"Many regard this inquiry as a whitewash because it doesn't contain any facts or figures, it doesn't take evidence from some of the principal people accused of anti-Semitism. Why did you think that this inquiry was relevant when it doesn't reach any conclusions?"
Vaz later stated that "it was hardly an independent report" because Chakrabarti had allied herself to the Labour Party on undertaking the job of inquiry chairperson.
Jeremy Corbyn (center) is questioned by a House of Commons Home Affairs Committee on the Labour party's anti-Semitism inquiry, while the inquiry's author, Shami Chakrabarti (left) scribbles a note to him, July 4, 2016. (Image source: UK Parliament)
A range of questions, some meandering, others (notably those of Chuka Umuna) penetrating, followed. Corbyn proceeded to duck and weave, giving loose answers to well-defined questions, and defending Labour against accusations of racism, relying on his definition of Jewishness as an ethnic matter, slipping past quotations from Labour party anti-Semites by shrugging them aside. His Director of Communications, Seamus Milne, a Trotskyite and former Guardian journalist, was pointedly described by one MP as having openly expressed his admiration for Hamas and its violent struggle against Israel. Corbyn evaded the issue, simply stating that Milne had done sterling work for the party. In a later answer about whether he supported Israel's right to exist, he agreed it had that right but at once started to pronounce a very negative judgement against the country, a judgement that came very close to precisely the sort of anti-Semitism defined above.

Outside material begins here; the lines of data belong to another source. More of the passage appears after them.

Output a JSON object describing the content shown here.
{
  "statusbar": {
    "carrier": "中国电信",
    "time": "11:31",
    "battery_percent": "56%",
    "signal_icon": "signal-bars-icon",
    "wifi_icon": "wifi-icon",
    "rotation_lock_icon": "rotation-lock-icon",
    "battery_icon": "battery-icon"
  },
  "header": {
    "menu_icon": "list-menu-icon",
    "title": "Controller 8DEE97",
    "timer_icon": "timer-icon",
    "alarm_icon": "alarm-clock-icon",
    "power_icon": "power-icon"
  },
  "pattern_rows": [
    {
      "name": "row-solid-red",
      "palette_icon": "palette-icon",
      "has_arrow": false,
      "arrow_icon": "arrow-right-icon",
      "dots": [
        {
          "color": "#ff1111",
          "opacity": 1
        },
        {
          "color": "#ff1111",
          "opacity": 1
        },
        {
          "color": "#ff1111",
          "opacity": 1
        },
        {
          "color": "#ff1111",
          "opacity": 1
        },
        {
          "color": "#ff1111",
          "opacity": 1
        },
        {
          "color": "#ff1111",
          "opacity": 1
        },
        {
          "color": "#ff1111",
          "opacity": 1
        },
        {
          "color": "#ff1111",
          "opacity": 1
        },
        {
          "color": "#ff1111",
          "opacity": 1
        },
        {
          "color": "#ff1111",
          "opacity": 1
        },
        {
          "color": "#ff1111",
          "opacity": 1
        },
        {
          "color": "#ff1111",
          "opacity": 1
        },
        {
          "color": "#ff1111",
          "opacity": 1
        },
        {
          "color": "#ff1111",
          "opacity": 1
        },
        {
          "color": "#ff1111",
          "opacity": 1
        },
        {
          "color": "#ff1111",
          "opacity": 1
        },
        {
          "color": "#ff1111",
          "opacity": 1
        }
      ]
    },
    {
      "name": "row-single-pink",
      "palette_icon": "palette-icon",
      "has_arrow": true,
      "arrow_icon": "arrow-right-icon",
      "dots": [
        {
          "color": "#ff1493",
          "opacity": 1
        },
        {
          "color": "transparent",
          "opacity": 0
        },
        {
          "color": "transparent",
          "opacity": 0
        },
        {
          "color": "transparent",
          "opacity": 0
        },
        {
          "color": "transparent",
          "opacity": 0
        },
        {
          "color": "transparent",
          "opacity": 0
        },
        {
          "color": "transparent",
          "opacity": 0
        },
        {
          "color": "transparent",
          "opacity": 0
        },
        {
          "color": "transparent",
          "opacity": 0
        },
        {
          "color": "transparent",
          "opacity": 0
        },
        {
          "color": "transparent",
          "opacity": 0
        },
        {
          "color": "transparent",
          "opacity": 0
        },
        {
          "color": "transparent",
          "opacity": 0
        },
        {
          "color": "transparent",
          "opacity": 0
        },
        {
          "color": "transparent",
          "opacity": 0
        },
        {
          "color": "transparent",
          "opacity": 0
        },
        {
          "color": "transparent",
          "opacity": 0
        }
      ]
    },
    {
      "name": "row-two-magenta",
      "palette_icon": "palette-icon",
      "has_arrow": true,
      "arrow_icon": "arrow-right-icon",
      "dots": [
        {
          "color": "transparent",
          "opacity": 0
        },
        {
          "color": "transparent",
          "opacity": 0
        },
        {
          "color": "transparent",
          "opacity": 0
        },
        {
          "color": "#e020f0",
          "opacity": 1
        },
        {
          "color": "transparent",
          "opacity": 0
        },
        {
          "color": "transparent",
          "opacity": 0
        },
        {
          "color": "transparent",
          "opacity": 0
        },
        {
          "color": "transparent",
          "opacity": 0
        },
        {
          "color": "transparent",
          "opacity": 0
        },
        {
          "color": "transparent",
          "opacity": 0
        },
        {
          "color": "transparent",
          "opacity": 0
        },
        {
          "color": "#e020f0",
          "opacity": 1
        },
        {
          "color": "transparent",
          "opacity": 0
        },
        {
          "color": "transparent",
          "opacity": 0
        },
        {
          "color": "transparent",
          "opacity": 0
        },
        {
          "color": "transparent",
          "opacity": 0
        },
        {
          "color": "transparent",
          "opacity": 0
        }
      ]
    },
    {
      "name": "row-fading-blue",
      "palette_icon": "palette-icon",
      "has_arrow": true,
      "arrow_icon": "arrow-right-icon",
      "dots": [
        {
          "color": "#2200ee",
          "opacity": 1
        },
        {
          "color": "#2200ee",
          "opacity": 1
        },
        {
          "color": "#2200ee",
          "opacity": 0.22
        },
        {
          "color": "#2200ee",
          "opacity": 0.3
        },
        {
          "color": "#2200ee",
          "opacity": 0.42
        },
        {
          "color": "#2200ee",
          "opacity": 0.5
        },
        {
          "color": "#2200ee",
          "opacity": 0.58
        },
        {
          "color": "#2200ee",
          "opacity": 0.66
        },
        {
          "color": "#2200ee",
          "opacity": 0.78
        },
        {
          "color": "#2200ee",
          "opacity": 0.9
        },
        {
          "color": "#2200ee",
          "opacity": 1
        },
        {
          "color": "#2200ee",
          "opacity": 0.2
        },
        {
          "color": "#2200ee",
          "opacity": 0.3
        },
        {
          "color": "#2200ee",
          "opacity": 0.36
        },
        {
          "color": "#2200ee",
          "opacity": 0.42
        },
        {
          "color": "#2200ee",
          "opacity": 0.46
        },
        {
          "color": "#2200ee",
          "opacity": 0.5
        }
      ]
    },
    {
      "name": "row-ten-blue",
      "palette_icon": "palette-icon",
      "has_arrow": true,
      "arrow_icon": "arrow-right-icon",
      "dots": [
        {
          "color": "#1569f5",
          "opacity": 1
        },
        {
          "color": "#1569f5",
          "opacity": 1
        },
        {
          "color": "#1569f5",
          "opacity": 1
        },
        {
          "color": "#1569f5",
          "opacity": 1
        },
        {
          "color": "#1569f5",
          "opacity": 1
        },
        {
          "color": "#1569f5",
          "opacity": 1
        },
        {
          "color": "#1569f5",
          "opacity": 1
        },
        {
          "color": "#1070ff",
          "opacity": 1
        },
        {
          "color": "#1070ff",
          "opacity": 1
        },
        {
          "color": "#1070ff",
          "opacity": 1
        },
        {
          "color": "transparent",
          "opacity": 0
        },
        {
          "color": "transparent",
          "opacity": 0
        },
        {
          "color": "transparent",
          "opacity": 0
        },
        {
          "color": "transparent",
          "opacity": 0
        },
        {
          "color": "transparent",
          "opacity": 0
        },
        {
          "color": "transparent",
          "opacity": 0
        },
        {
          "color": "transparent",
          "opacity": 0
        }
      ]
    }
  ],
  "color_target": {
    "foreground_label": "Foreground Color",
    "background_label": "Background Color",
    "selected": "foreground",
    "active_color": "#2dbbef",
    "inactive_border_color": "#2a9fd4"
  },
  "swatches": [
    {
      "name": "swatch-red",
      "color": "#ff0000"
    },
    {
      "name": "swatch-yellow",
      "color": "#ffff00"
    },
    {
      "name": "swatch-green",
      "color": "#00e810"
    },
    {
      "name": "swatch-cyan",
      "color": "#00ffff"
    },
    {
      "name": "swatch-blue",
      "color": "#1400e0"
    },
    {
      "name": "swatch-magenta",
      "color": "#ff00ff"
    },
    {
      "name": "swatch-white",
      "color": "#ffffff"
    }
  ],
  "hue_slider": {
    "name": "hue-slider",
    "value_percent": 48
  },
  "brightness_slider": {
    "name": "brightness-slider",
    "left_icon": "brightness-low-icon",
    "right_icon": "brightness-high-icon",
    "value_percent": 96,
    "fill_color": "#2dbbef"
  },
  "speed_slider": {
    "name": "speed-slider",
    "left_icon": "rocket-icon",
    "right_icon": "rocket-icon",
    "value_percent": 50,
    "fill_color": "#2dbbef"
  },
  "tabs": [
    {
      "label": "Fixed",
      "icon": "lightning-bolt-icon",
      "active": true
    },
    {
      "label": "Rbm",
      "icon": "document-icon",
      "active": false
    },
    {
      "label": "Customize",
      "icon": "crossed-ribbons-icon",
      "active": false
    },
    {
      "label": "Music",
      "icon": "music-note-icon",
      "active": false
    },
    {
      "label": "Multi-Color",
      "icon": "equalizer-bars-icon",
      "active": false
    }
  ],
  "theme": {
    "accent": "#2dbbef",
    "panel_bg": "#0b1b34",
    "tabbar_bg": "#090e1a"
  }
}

Nor was that all. Not long after the report was made public, Jeremy Corbyn nominated Chakrabarti for a peerage, the only one offered by the Labour Party this year. She has refused to answer whether the offer was made before or after she agreed to chair the inquiry, and many on both sides of the Commons, including Tom Watson, Corbyn's own deputy, have expressed outrage about what appears to be a blatant reward for services rendered. Ephraim Mirvis, Britain's Chief Rabbi, said the "credibility of her report lies in tatters" after accepting the peerage.
Neither the inquiry report nor Corbyn's performance before the home affairs committee will have reassured Jews and supporters of Israel in the least. The problem of anti-Semitism in the Labour Party remains unaddressed and likely to remain a thorn in the party's flesh for a long time to come.
As the battle rages over whether Corbyn should remain leader of Britain's second party, with a large majority of Labour MPs calling for him to resign and vast numbers of party members saying he should do no such thing, it is not at all impossible that the party will split, with a moderate membership dumping the far left activists and reforming a Labour Party more in keeping with the humanitarian and electable institution it once was. We have to hope that the anti-Semitism, mainly in its anti-Israel form, will hang on among the communists and Trotskyites, and vanish among the decent people who have rejected Corbyn as a millstone around their necks.
Dr. Denis MacEoin is Chairman of the UK's North-East Friends of Israel and a Distinguished Senior Fellow with the Gatestone Institute.